Sometimes, watching a taut, modest horror or sci-fi movie provides more truly avant-garde thrills than an entire season of Eat Carpet on SBS TV. Films such as Abel Ferrara's Body Snatchers (1994) use their extravagant plot elements as a handy excuse to merrily violate the conventional codes of Hollywood production.
Pitch Black also works this way. An American production shot in Coober Pedy, its barrage of trippy visual effects recalls such contemporaneous mind-benders as Three Kings (1999) or Fight Club (1999). But instead of making grand statements about war, society and identity, this film is content to spin a story from random elements of Alien (1979), Jurassic Park (1993), Predator (1987), The Silence of the Lambs (1991) and numerous other successes.
On one level, it is a shamelessly trashy and opportunistic patchwork, akin to the prolific Z pictures of Albert Pyun (Adrenalin: Fear the Rush, 1994). A spaceship, piloted by Fry (Radha Mitchell), crash-lands on a forbidding planet. Only human remains, a mysterious astronomical display and the menacing underground activity of a clan of bird-like predators hint at the problems facing our motley crew of survivors.
Fry finds herself uncertainly poised between two men: Johns (Cole Hauser), a laconic law enforcer, and the bad guy locked up in the spaceship's hold, Riddick (Vin Diesel). Like Hannibal the cannibal, Riddick has a gift for psychological manipulation and a relish for murderous perversity. But setting him free seems the only way to ensure group survival on this alien terrain.
The various national accents, whether real or faked, fly about in a Babel of confusion. The unevenness of the acting matches this odd, unreal texture – from Mitchell's rock-solid, tough-girl presence to Lewis Fitzgerald's irritatingly campy turn, reminiscent of Dr. Smith from Lost in Space.
But this is not a film about people, ideas or credible, imaginary worlds. It is almost purely about light and dark. On this scorched earth, the continual presence of three, burning suns keeps the winged predators underground. Unfortunately, a string of nearby planets are about to line up for an eclipse.
Directed and co-written by David Twohy (The Arrival, 1996), this is, in its proudly schlocky way, a vigorous and inventive film. The surprise factor rules, whether on the level of plot and character, or in the marvellous split-second revelations allowed by the constant play of light-flares amidst pitch blackness. Riddick's voice (a low growl) or the zany point-of-view shots (what the killer birds see in the dark) never fail to jazz up proceedings.
All the suspense and horror – and the film generates considerable amounts of both – depend on the precarious ability of the characters to strike up a light and keep it burning.
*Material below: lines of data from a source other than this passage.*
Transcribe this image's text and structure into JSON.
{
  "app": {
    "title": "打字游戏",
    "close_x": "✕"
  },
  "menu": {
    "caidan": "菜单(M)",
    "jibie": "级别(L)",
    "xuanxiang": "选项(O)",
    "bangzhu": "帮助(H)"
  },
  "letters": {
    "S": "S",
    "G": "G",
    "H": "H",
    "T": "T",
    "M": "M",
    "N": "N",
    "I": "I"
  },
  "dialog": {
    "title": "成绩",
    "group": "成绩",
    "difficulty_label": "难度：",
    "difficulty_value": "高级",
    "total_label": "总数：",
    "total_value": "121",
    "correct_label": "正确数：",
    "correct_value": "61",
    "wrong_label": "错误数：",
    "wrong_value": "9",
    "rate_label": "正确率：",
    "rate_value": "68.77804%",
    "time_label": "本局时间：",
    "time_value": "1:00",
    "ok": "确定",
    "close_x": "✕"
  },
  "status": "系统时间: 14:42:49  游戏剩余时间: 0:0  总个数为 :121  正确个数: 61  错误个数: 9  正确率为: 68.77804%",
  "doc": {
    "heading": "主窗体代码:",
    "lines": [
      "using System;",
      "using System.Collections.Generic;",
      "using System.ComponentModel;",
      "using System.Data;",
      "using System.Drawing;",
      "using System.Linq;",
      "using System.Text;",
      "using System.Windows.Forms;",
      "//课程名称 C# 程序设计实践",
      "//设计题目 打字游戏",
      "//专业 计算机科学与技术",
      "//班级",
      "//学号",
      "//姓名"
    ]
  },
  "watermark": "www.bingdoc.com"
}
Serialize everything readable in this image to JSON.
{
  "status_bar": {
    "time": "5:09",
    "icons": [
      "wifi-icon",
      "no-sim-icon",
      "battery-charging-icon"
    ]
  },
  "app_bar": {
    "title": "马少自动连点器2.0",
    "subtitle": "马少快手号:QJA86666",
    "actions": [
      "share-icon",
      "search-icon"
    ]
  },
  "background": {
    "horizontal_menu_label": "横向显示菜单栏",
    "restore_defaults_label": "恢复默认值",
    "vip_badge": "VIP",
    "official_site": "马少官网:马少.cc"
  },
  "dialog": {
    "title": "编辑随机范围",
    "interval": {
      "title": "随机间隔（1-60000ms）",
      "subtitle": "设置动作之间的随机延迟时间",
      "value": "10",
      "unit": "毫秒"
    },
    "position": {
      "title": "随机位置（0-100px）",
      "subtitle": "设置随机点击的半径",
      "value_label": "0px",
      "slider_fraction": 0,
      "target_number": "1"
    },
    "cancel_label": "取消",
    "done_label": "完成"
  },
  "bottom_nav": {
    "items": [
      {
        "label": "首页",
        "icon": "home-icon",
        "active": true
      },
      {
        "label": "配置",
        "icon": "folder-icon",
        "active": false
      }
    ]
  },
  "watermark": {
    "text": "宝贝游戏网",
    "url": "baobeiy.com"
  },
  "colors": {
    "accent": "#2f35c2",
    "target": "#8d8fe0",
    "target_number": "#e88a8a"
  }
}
Just as cinema itself (camera and projector alike) depends on the power and gift of illumination. Pitch Black is simultaneously a no-nonsense entertainment and a formalist-minimalist gem.
MORE Twohy: The Chronicles of Riddick
© Adrian Martin May 2000